Suddenly a picture started emerging that had previously gone under the radar. Had Skibadee been the godfather of British MCs all along? He most certainly set the MC foundations for all scenes that evolved from jungle –  namely garage, grime and, to an extent, drill. Not just an intrinsic part of the fabric but the stitch that connected one piece to another. So it’s a guarantee that whatever the sound evolution will bring next, we will undoubtedly hear Skibadee’s lyrical influence underpinning it.

The colossal loss of Skibadee is hard to equate; he is responsible for transforming music and culture for all of us, he was the voice of a generation and that’s going to take a lot of time for us to process collectively. For those that consider themselves old skool ravers, new skool ravers and those yet to become ravers, there will forever be a Skibba shaped hole in our hearts.

I am sending love and energy to every single person that Skibadee influenced and touched with his music and infectious larger than life personality. He will be missed immensely, especially by his family and close friends, who are very much in my thoughts.

Thank you for everything, Skibs.

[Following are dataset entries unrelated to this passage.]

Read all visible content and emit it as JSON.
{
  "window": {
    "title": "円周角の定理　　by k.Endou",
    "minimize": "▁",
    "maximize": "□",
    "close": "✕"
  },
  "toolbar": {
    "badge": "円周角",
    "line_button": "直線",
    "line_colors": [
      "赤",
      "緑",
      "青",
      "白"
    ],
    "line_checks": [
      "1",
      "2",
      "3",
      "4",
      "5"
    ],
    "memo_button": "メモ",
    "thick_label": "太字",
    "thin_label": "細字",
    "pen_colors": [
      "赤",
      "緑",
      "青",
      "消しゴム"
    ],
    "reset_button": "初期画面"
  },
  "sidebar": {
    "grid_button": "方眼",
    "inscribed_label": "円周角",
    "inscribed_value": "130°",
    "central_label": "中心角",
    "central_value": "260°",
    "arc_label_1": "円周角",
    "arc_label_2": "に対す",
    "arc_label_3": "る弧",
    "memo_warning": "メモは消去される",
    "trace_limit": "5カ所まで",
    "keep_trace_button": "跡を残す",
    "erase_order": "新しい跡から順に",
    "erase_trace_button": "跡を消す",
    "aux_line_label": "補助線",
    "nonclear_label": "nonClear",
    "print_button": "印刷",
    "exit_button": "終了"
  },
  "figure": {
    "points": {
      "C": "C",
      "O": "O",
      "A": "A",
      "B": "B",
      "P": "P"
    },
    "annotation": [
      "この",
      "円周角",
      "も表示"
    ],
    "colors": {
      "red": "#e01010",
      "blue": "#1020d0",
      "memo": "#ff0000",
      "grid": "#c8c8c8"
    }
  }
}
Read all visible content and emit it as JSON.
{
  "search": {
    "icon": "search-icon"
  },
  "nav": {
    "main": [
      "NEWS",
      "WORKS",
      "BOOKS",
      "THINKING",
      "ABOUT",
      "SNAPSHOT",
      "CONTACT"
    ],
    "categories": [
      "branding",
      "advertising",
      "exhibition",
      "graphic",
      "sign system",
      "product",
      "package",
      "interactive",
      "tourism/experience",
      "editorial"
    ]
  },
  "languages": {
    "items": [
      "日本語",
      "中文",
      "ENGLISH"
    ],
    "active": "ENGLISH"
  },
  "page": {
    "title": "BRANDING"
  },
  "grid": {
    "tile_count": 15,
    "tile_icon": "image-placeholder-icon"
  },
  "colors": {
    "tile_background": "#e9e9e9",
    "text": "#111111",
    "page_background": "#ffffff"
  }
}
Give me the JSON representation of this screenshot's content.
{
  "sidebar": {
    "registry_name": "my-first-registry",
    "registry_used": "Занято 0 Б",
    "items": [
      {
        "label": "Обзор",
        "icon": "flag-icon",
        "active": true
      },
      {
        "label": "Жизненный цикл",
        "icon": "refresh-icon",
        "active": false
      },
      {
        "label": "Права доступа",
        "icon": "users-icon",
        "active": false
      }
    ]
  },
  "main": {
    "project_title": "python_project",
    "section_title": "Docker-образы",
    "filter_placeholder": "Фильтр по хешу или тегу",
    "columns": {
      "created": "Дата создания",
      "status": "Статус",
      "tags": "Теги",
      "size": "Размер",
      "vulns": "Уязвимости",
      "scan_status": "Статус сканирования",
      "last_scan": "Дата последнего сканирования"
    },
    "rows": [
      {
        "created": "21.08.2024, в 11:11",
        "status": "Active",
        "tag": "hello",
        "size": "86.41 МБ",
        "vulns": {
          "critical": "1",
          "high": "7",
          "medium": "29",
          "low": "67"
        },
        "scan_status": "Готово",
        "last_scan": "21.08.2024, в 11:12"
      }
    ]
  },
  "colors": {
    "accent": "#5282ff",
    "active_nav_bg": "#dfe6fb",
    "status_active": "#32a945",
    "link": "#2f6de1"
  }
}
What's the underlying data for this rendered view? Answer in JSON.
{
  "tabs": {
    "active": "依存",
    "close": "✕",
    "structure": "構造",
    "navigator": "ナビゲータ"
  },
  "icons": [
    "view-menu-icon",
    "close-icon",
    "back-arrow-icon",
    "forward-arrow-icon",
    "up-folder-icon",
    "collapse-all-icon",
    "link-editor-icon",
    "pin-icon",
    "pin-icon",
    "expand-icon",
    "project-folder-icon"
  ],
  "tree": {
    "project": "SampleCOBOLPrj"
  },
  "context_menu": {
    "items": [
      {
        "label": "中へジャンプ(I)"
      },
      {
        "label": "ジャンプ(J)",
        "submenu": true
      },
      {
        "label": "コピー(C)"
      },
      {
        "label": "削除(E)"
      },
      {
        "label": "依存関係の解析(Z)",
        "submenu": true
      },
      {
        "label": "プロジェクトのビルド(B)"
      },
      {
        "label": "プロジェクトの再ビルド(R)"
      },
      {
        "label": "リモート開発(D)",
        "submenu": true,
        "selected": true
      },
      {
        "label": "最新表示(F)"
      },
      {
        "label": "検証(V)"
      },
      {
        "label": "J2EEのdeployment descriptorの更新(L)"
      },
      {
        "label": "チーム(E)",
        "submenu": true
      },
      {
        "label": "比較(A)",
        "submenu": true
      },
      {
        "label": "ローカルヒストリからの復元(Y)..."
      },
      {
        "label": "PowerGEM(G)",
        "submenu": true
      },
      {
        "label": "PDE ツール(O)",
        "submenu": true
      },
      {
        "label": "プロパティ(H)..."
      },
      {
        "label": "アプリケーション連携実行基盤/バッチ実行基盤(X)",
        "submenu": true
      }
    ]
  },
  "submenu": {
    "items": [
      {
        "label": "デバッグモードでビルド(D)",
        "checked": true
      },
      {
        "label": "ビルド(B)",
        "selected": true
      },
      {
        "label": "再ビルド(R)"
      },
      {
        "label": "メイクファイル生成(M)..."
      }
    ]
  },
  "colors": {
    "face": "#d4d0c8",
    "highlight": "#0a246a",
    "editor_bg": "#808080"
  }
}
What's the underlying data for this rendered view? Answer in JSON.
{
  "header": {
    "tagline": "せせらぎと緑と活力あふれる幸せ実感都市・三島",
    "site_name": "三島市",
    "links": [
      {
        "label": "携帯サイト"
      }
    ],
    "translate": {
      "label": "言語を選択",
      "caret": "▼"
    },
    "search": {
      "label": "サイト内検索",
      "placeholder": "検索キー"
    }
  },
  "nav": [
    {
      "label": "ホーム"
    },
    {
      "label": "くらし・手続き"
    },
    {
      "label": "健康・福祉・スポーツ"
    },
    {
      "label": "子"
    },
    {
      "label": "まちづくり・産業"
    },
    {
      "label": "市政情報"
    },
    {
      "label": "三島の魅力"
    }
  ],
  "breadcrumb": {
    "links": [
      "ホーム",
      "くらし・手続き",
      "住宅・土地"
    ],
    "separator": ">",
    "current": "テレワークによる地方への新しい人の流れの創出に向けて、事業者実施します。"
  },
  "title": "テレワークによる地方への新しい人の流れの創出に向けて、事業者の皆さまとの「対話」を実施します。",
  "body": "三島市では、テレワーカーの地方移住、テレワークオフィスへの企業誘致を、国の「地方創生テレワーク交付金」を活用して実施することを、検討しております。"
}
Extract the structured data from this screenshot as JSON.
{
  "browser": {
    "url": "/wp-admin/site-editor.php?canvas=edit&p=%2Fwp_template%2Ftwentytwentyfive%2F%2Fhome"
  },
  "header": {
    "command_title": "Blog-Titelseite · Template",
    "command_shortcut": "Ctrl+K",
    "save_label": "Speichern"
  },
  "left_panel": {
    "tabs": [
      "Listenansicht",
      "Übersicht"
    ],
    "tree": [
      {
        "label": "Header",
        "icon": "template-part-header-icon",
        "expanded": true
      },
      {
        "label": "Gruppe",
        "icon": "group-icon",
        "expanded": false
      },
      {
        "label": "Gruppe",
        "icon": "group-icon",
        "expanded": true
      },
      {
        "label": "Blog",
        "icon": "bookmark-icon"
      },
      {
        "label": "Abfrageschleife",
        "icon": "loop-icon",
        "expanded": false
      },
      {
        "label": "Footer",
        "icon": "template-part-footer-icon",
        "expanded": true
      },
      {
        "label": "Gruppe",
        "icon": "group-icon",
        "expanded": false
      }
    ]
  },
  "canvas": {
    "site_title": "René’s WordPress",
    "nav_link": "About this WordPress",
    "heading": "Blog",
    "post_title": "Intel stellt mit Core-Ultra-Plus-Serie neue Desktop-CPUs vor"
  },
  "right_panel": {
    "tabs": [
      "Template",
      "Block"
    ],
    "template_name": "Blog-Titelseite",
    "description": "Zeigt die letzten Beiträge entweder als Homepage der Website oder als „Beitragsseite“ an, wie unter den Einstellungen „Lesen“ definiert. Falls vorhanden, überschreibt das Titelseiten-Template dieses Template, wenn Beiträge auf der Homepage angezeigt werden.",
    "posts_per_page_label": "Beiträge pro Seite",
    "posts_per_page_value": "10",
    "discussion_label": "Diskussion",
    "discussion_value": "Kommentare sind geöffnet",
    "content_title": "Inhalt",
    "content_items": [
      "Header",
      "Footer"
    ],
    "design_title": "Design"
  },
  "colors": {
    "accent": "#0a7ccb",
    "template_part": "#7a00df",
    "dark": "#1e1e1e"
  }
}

You dealt with the matter, and you dealt with it proper.

Words: Chris Kelly 

Chris Kelly is a freelance music journalist and feature writer with a focus on emerging and established artists, subculture, the art world and mental health. Chris has multifaceted expertise as a media and creative specialist working with your favourite brands and helping them to embed themselves within the culture through strategic creative and entertaining content for brands, businesses and organisations.

Photos: Benny V (Dance Concept/Souped Up Records)

Read Next

Artists, Featured, Interviews, Music, Talent House | 11 June 2024

Members Club: Onai

With our new Elevator Membership Programme underway, it’s time to meet the community. In our new Members Club series, UD gets to know Onai, a DJ and vibe setter from Ireland who’s now residing in London…

Read more

Artists, Featured, Flames Collective, Music | 7 June 2024

UD Selects: RAYE ‘Genesis’ x Flames Collective

If you listen to RAYE’s epic new single, ‘Genesis’, you might just hear some voices you’re familiar with – it’s our very own Flames Collective on backing vocals!

Read more

Artists, Featured, Interviews, Music, Talent House | 6 June 2024

Introducing… TayoLoxs

From creating nostalgia-driven retro beats to going viral on TikTok, TayoLoxs speaks with UD about growing his musical inspiration from nature, the meaning behind his illusive pseudonym, and that addictive 909 snare found in old school funk…

Read more

Artists, Events, Featured, Music | 3 June 2024

UD Low Down: UD x PPL Showcase @ DUST, Brighton

UD partnered with PPL to bring the best in new Black music to the showcasing stage. Elsa Monteith reports back from DUST in Brighton…

Read more